** Input material follows **

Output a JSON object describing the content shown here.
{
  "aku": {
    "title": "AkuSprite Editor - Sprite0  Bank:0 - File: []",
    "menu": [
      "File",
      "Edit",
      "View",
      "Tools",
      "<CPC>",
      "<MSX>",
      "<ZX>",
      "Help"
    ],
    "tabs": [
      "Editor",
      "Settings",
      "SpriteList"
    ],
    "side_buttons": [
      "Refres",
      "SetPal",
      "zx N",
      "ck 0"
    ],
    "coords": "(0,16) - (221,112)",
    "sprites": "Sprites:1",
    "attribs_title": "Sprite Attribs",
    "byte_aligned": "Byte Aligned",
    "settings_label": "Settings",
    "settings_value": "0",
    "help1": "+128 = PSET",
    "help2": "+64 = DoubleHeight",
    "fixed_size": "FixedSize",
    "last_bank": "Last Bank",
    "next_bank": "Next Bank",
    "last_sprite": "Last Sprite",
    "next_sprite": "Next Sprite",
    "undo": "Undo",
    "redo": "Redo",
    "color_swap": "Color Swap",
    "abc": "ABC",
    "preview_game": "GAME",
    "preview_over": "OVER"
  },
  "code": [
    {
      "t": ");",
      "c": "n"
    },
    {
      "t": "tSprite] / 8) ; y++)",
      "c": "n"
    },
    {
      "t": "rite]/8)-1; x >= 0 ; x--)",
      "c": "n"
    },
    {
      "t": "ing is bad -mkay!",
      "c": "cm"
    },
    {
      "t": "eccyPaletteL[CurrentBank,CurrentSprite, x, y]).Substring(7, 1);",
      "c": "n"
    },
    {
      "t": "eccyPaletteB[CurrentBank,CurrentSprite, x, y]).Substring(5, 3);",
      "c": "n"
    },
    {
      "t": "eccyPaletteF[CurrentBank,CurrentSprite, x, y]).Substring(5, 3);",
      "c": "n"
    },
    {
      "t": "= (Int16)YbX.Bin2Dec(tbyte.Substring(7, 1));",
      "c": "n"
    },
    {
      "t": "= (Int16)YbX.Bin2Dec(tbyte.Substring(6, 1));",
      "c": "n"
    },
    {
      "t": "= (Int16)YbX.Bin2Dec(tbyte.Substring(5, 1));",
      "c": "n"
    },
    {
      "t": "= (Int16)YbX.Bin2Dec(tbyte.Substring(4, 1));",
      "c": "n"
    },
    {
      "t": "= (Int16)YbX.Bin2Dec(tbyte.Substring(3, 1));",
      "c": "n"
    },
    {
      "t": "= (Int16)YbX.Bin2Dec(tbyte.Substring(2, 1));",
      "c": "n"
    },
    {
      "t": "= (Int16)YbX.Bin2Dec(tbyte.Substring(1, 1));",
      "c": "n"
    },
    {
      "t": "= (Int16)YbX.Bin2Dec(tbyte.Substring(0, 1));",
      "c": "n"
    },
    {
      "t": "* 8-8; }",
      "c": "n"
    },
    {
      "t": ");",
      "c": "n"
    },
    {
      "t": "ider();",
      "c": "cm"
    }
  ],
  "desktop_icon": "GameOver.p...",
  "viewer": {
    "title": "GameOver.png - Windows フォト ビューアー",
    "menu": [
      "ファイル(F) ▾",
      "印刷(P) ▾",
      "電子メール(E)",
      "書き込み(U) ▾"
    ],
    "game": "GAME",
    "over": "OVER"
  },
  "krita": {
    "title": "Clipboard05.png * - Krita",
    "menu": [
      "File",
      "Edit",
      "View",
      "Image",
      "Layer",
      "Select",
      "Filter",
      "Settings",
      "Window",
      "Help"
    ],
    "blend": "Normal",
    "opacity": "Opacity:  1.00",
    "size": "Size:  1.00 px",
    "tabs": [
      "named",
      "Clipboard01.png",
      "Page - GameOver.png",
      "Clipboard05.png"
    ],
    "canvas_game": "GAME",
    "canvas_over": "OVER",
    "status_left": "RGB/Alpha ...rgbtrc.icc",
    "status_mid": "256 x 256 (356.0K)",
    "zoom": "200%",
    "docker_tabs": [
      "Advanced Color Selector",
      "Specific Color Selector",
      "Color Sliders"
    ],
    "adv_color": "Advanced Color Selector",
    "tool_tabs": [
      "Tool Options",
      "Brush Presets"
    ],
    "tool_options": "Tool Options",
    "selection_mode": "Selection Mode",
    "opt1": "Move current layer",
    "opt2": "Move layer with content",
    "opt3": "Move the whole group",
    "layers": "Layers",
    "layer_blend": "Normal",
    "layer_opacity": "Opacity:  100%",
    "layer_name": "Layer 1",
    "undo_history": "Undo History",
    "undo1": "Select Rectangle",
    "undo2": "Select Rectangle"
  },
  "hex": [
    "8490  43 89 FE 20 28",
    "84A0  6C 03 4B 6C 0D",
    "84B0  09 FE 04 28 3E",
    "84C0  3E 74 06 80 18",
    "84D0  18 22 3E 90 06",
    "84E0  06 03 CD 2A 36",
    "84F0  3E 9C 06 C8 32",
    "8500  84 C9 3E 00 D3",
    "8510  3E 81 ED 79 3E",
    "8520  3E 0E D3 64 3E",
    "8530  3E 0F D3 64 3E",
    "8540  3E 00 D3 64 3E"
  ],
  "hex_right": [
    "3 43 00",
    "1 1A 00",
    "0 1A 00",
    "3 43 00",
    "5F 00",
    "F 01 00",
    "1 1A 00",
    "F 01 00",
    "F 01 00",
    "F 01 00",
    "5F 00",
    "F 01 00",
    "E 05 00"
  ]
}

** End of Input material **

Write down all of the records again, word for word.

Solution to this problem:
Output a JSON object describing the content shown here.
{
  "aku": {
    "title": "AkuSprite Editor - Sprite0  Bank:0 - File: []",
    "menu": [
      "File",
      "Edit",
      "View",
      "Tools",
      "<CPC>",
      "<MSX>",
      "<ZX>",
      "Help"
    ],
    "tabs": [
      "Editor",
      "Settings",
      "SpriteList"
    ],
    "side_buttons": [
      "Refres",
      "SetPal",
      "zx N",
      "ck 0"
    ],
    "coords": "(0,16) - (221,112)",
    "sprites": "Sprites:1",
    "attribs_title": "Sprite Attribs",
    "byte_aligned": "Byte Aligned",
    "settings_label": "Settings",
    "settings_value": "0",
    "help1": "+128 = PSET",
    "help2": "+64 = DoubleHeight",
    "fixed_size": "FixedSize",
    "last_bank": "Last Bank",
    "next_bank": "Next Bank",
    "last_sprite": "Last Sprite",
    "next_sprite": "Next Sprite",
    "undo": "Undo",
    "redo": "Redo",
    "color_swap": "Color Swap",
    "abc": "ABC",
    "preview_game": "GAME",
    "preview_over": "OVER"
  },
  "code": [
    {
      "t": ");",
      "c": "n"
    },
    {
      "t": "tSprite] / 8) ; y++)",
      "c": "n"
    },
    {
      "t": "rite]/8)-1; x >= 0 ; x--)",
      "c": "n"
    },
    {
      "t": "ing is bad -mkay!",
      "c": "cm"
    },
    {
      "t": "eccyPaletteL[CurrentBank,CurrentSprite, x, y]).Substring(7, 1);",
      "c": "n"
    },
    {
      "t": "eccyPaletteB[CurrentBank,CurrentSprite, x, y]).Substring(5, 3);",
      "c": "n"
    },
    {
      "t": "eccyPaletteF[CurrentBank,CurrentSprite, x, y]).Substring(5, 3);",
      "c": "n"
    },
    {
      "t": "= (Int16)YbX.Bin2Dec(tbyte.Substring(7, 1));",
      "c": "n"
    },
    {
      "t": "= (Int16)YbX.Bin2Dec(tbyte.Substring(6, 1));",
      "c": "n"
    },
    {
      "t": "= (Int16)YbX.Bin2Dec(tbyte.Substring(5, 1));",
      "c": "n"
    },
    {
      "t": "= (Int16)YbX.Bin2Dec(tbyte.Substring(4, 1));",
      "c": "n"
    },
    {
      "t": "= (Int16)YbX.Bin2Dec(tbyte.Substring(3, 1));",
      "c": "n"
    },
    {
      "t": "= (Int16)YbX.Bin2Dec(tbyte.Substring(2, 1));",
      "c": "n"
    },
    {
      "t": "= (Int16)YbX.Bin2Dec(tbyte.Substring(1, 1));",
      "c": "n"
    },
    {
      "t": "= (Int16)YbX.Bin2Dec(tbyte.Substring(0, 1));",
      "c": "n"
    },
    {
      "t": "* 8-8; }",
      "c": "n"
    },
    {
      "t": ");",
      "c": "n"
    },
    {
      "t": "ider();",
      "c": "cm"
    }
  ],
  "desktop_icon": "GameOver.p...",
  "viewer": {
    "title": "GameOver.png - Windows フォト ビューアー",
    "menu": [
      "ファイル(F) ▾",
      "印刷(P) ▾",
      "電子メール(E)",
      "書き込み(U) ▾"
    ],
    "game": "GAME",
    "over": "OVER"
  },
  "krita": {
    "title": "Clipboard05.png * - Krita",
    "menu": [
      "File",
      "Edit",
      "View",
      "Image",
      "Layer",
      "Select",
      "Filter",
      "Settings",
      "Window",
      "Help"
    ],
    "blend": "Normal",
    "opacity": "Opacity:  1.00",
    "size": "Size:  1.00 px",
    "tabs": [
      "named",
      "Clipboard01.png",
      "Page - GameOver.png",
      "Clipboard05.png"
    ],
    "canvas_game": "GAME",
    "canvas_over": "OVER",
    "status_left": "RGB/Alpha ...rgbtrc.icc",
    "status_mid": "256 x 256 (356.0K)",
    "zoom": "200%",
    "docker_tabs": [
      "Advanced Color Selector",
      "Specific Color Selector",
      "Color Sliders"
    ],
    "adv_color": "Advanced Color Selector",
    "tool_tabs": [
      "Tool Options",
      "Brush Presets"
    ],
    "tool_options": "Tool Options",
    "selection_mode": "Selection Mode",
    "opt1": "Move current layer",
    "opt2": "Move layer with content",
    "opt3": "Move the whole group",
    "layers": "Layers",
    "layer_blend": "Normal",
    "layer_opacity": "Opacity:  100%",
    "layer_name": "Layer 1",
    "undo_history": "Undo History",
    "undo1": "Select Rectangle",
    "undo2": "Select Rectangle"
  },
  "hex": [
    "8490  43 89 FE 20 28",
    "84A0  6C 03 4B 6C 0D",
    "84B0  09 FE 04 28 3E",
    "84C0  3E 74 06 80 18",
    "84D0  18 22 3E 90 06",
    "84E0  06 03 CD 2A 36",
    "84F0  3E 9C 06 C8 32",
    "8500  84 C9 3E 00 D3",
    "8510  3E 81 ED 79 3E",
    "8520  3E 0E D3 64 3E",
    "8530  3E 0F D3 64 3E",
    "8540  3E 00 D3 64 3E"
  ],
  "hex_right": [
    "3 43 00",
    "1 1A 00",
    "0 1A 00",
    "3 43 00",
    "5F 00",
    "F 01 00",
    "1 1A 00",
    "F 01 00",
    "F 01 00",
    "F 01 00",
    "5F 00",
    "F 01 00",
    "E 05 00"
  ]
}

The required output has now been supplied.